One of the most powerful revelations I came to was at the National Conference on Race and Ethnicity a couple of years ago. After watching the documentary “A Lot Like You” I became very emotional and asked the biracial filmmaker Eli Kimaro if after traveling to Tanzania and shooting a documentary about her journey she has ever truly felt like she fit in with her Tanzanian family. Her response was profound. She told me that maybe our purpose isn’t to fit in. She gave an example of how she kept asking her aunts about their lives and cultural practices that she would have known never to ask about had she grown up in Tanzania, but through her outsider status she didn’t and persisted. Eventually her aunts opened up about being raped and brutalized. She told me that it was by her being an outsider that she unknowingly asked inappropriate questions, which ultimately resulted in her aunts finding some healing from what they had experienced. She then proceeded to tell me that her daughter has seemingly from birth had an innate and profound connection to Tanzania, so maybe that connection is not part of our purpose, yet our purpose of being fringers is just as important.
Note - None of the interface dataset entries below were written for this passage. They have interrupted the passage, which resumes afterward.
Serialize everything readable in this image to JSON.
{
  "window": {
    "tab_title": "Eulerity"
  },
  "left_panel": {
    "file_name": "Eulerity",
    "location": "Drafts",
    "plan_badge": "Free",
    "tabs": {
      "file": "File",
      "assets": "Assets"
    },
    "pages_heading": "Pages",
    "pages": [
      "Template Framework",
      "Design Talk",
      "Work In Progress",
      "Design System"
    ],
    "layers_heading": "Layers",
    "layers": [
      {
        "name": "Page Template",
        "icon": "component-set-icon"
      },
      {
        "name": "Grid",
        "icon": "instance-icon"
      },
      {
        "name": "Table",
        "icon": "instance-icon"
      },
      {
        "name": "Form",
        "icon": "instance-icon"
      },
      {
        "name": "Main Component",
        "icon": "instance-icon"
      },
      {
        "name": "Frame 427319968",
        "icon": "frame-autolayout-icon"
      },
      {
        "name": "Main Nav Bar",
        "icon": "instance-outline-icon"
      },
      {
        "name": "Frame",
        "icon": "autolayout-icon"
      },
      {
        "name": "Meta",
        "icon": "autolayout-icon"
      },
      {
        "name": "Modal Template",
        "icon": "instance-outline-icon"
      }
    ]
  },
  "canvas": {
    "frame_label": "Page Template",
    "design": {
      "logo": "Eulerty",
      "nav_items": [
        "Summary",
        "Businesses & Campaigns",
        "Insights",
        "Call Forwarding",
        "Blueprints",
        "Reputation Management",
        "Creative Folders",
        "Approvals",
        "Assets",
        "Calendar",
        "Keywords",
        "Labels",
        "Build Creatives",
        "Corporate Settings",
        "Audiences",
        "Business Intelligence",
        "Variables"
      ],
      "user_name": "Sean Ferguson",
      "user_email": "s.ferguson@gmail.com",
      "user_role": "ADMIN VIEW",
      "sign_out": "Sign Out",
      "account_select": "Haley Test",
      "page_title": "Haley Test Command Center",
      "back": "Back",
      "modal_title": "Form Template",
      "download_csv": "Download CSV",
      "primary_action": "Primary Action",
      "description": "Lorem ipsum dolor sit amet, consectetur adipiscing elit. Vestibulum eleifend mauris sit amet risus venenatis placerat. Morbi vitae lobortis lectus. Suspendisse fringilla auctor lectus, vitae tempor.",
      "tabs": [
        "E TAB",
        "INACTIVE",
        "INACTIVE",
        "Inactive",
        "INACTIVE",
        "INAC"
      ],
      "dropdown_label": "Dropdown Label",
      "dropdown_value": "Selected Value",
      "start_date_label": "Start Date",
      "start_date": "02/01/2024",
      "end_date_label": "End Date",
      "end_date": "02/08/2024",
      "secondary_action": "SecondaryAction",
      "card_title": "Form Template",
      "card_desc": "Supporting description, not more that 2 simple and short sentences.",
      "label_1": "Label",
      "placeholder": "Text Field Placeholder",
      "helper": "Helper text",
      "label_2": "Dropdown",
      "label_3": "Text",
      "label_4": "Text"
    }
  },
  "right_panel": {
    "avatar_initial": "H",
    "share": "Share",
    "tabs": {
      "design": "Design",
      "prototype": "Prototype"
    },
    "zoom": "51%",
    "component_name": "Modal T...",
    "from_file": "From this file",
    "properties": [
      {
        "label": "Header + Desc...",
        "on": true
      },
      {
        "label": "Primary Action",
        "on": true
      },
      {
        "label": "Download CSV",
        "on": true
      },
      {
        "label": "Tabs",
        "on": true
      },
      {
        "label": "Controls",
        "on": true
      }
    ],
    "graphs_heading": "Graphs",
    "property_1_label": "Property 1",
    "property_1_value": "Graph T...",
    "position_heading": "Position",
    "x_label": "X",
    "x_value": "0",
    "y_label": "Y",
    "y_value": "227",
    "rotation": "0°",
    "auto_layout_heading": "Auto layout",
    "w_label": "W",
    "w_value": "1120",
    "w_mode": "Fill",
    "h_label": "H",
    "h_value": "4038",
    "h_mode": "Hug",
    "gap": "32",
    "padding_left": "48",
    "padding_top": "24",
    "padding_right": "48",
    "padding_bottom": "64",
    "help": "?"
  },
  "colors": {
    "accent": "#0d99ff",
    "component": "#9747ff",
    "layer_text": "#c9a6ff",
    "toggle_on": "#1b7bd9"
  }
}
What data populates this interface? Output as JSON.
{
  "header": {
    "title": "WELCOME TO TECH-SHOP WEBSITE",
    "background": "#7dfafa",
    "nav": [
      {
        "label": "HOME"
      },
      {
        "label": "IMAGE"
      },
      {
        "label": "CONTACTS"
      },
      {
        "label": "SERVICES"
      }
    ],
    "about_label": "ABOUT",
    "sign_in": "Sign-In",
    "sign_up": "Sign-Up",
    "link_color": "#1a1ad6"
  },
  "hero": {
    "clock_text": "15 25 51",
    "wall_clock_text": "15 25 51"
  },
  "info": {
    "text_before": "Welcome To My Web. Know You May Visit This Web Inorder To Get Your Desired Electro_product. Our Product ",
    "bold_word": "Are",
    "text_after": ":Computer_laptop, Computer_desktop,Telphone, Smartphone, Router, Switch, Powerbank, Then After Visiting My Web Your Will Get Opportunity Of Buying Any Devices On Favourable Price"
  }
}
Now, instead of focusing on lacking knowledge and experiences I think about what I do know and who I can touch and connect with as a fringer. I understand a mother’s desperate love to protect a child from a culture she did not understand how to navigate, so somewhere in a synergy of love and fear she did her best, which meant distancing the child from the rest of her family and identity. I know what it’s like to “reclaim” your name and heritage and find a parent using Google. I know what it’s like to be raised by a biological parent, yet take the journey of a transnational/transracial adoptee to find their biological family members only to realize how much you are like them, yet how you are so completely shaped by the family that raised you. I know what it’s like to take a life-changing journey that is simply a beautiful exotic extended vacation to those around you, meant to be discussed for a week or so upon return before being shut away in photo books to be discussed on a rare occasion. I know what it’s like to be an adult in academia and still get that feeling of discomfort when asked how I identify or worse yet, have my identity policed by others. Most of all I know that the validation and acceptance I flew thousands of miles to find was never something anyone else could provide. That’s the ironic thing about journeys, we frequently come to the realization that what we believed to be lacking and searched for externally, has in fact always resided within the core of who we are patiently waiting to be realized.


bio elmsNaliyah Kaya is the Coordinator for Multiracial & Multicultural Student Involvement & Community Advocacy at the University of Maryland College Park where she works closely with Multiracial/Multiethnic and Native American Indian/Indigenous student groups, serving as an advocate for the needs of these communities. She currently teaches TOTUS Spoken Word Experience and Leadership & Intersecting Identities: Stories of the MULTI racial/ethnic/cultural Experience.

As a poetic public sociologist, Naliyah utilizes poetry as a medium for teaching and social change. She encourages students to engage in artistic expression as they examine their own identities, beliefs and values and as a form of activism in promoting social justice. It is her hope that through this process of self-exploration students will embrace cultural pluralism, find commonalities across differences and engage in research and dialogues that seek to benefit the greater good of society through positive social action.

A native of Washington State, Naliyah grew up just outside of Seattle. She earned an A.A.S. from Shoreline Community College, a B.A. in Sociology from Hampton University, and received her M.A. & Ph.D. in Sociology at George Mason University. Her poetry has been published in Hampton University’s literary magazine The Saracen, George Mason University’s VolitionVoices of the Future Presented by Etan Thomas and Spindrift Art & Literary Journal.

Learn more about Naliyah and her work on her website.